*Task instructions*. Return, from the material below, each line in which the word "true" is present.

*Data*.
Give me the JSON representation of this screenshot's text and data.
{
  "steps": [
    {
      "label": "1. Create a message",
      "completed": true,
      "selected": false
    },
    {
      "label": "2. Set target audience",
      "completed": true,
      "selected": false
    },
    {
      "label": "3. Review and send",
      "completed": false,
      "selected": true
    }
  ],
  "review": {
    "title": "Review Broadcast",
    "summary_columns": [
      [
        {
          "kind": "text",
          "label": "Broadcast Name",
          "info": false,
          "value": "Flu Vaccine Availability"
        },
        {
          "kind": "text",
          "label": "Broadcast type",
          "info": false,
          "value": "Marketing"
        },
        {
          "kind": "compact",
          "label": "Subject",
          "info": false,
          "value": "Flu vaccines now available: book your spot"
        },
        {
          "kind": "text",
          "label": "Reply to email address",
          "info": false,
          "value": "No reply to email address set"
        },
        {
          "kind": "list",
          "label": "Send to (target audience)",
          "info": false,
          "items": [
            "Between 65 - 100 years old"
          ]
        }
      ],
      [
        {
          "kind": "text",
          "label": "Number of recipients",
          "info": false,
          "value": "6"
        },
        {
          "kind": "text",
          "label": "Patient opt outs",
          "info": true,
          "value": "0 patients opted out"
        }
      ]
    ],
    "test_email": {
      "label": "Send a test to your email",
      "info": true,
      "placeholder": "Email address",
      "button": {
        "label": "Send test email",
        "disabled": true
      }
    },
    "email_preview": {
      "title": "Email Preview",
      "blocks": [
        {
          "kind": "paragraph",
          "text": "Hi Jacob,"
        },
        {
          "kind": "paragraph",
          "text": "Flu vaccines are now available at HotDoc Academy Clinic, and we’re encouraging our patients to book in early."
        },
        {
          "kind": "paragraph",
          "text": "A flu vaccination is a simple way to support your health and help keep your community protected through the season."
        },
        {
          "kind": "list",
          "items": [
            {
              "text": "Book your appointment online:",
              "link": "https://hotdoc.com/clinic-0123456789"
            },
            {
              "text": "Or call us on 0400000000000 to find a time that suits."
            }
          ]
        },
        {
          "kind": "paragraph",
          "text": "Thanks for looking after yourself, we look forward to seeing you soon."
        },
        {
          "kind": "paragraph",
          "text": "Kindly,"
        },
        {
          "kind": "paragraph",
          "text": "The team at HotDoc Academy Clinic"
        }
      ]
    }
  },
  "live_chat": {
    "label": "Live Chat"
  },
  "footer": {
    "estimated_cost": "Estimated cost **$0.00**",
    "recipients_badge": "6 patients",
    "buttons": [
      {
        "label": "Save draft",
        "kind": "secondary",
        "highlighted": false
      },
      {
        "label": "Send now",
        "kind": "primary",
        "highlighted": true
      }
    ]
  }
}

*Result*.
      "completed": true,
      "completed": true,
      "selected": true
          "info": true,
      "info": true,
        "disabled": true
        "highlighted": true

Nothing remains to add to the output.